Again, it’s so hard. What’s your favorite meal? It’s so hard to pick one. There were different phases. He had a Hitchcock phase I thought was interesting. He was just a very personal filmmaker. And I think probably the reason why I gravitated toward filmmaking as a young person, making films in high school and college, is that my generation was all about filmmaking. It was not about writing the great American novel; it was about making the great American film. In the ’70s, you had Martin Scorsese, Paul Schrader, Peter Bogdanovich, Steven Spielberg, Francis Ford Coppola, and you had filmmakers that were taking the European auteur theory where the filmmaker is the author of the film, not just a hired hand. And where he would have a personal vision. There was so much political turmoil at that time and filmmaking was able to capture that and communicate it to the masses in a way that other medium couldn’t. After that came the video generation. And now we’re in the digital generation. It all builds on where it came from.
I actually think this is a great moment for television. Or at least the last 10 years have been.
It’s a great time for scripted cable television. And that’s something that we’re getting into. We have a number of projects that we’re getting into right now. And we were talking about that earlier today. What’s interesting is that if you look into the Academy Awards of last year, there were eight films nominated—seven of them were independent films. There was only one studio picture. Broadcast television today is about the news, sports and reality television. That’s really what it’s about. There are some sitcoms and a few hour-long shows, but they’re very few. Everything else now is HBO, Netflix, Showtime, AMC, and this is a good thing because the stories that are deserved to be made into films are not being made by big studios anymore.
Do you ever do any writing?
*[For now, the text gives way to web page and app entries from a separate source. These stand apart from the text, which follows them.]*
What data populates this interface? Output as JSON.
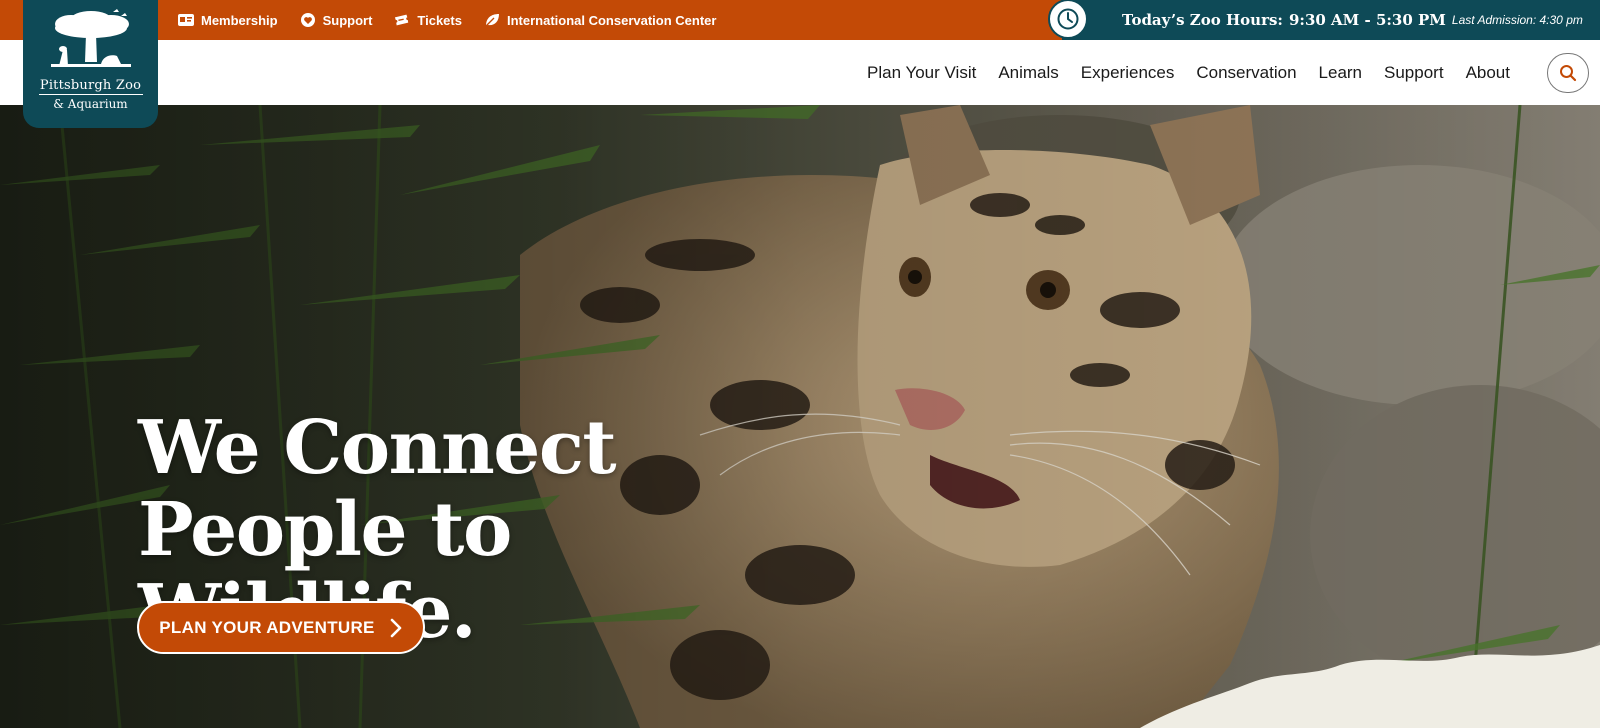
{
  "utility_links": [
    {
      "label": "Membership",
      "icon": "id-card-icon"
    },
    {
      "label": "Support",
      "icon": "heart-icon"
    },
    {
      "label": "Tickets",
      "icon": "ticket-icon"
    },
    {
      "label": "International Conservation Center",
      "icon": "leaf-icon"
    }
  ],
  "hours": {
    "title": "Today’s Zoo Hours:",
    "time": "9:30 AM - 5:30 PM",
    "last_admission": "Last Admission: 4:30 pm",
    "icon": "clock-icon"
  },
  "logo": {
    "line1": "Pittsburgh Zoo",
    "line2": "& Aquarium",
    "icon": "tree-logo-icon"
  },
  "nav": {
    "items": [
      "Plan Your Visit",
      "Animals",
      "Experiences",
      "Conservation",
      "Learn",
      "Support",
      "About"
    ],
    "search_icon": "search-icon"
  },
  "hero": {
    "headline": "We Connect People to Wildlife.",
    "cta_label": "PLAN YOUR ADVENTURE",
    "cta_icon": "chevron-right-icon"
  },
  "colors": {
    "accent_orange": "#c34a06",
    "brand_teal": "#0e4a57",
    "white": "#ffffff"
  }
}
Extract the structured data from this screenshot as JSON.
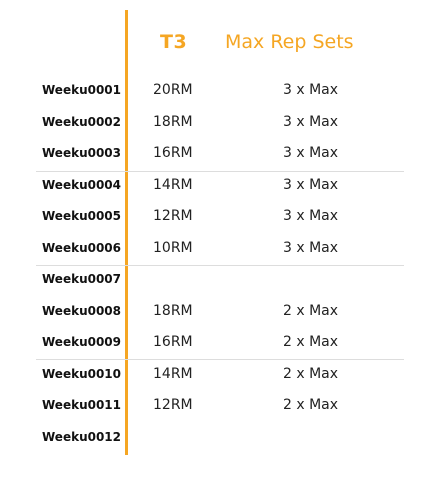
{
  "header": {
    "col1": "T3",
    "col2": "Max Rep Sets"
  },
  "rows": [
    {
      "week": "Weeku0001",
      "rm": "20RM",
      "sets": "3 x Max"
    },
    {
      "week": "Weeku0002",
      "rm": "18RM",
      "sets": "3 x Max"
    },
    {
      "week": "Weeku0003",
      "rm": "16RM",
      "sets": "3 x Max"
    },
    {
      "week": "Weeku0004",
      "rm": "14RM",
      "sets": "3 x Max"
    },
    {
      "week": "Weeku0005",
      "rm": "12RM",
      "sets": "3 x Max"
    },
    {
      "week": "Weeku0006",
      "rm": "10RM",
      "sets": "3 x Max"
    },
    {
      "week": "Weeku0007",
      "rm": "",
      "sets": ""
    },
    {
      "week": "Weeku0008",
      "rm": "18RM",
      "sets": "2 x Max"
    },
    {
      "week": "Weeku0009",
      "rm": "16RM",
      "sets": "2 x Max"
    },
    {
      "week": "Weeku0010",
      "rm": "14RM",
      "sets": "2 x Max"
    },
    {
      "week": "Weeku0011",
      "rm": "12RM",
      "sets": "2 x Max"
    },
    {
      "week": "Weeku0012",
      "rm": "",
      "sets": ""
    }
  ],
  "colors": {
    "accent": "#f5a623",
    "divider": "#dddddd"
  }
}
I wish I had time. But I’m able to help put these productions together, and we produced a film that did very well last year called My Old Lady. It’s about meeting interesting people, exploring interesting subjects. There’s a part of me that wants to create buildings and there’s a part of me that wants to create work that people can take something away from. I wrote a movie trivia book in 1985. There was a publishing tenant that we had that published joke books. So I had this idea of doing a Q&A about movie trivia. The guy tells me, “That’s a terrible idea, stick with the real estate.” About six months later he calls me up and says, “Come on down to my office.” So I go down there and he says we’re going to play a game. The game was Trivial Pursuit. So I ended up doing a thousand questions and thousand answers on movies. The book was published Memorial Day 1985 and I sold 185,000 copies. So they came back to me and asked if I would do the sequel. I said no, I don’t do sequels. And they told me that I sold more books than Mark Twain did in his lifetime. That was the last book I wrote.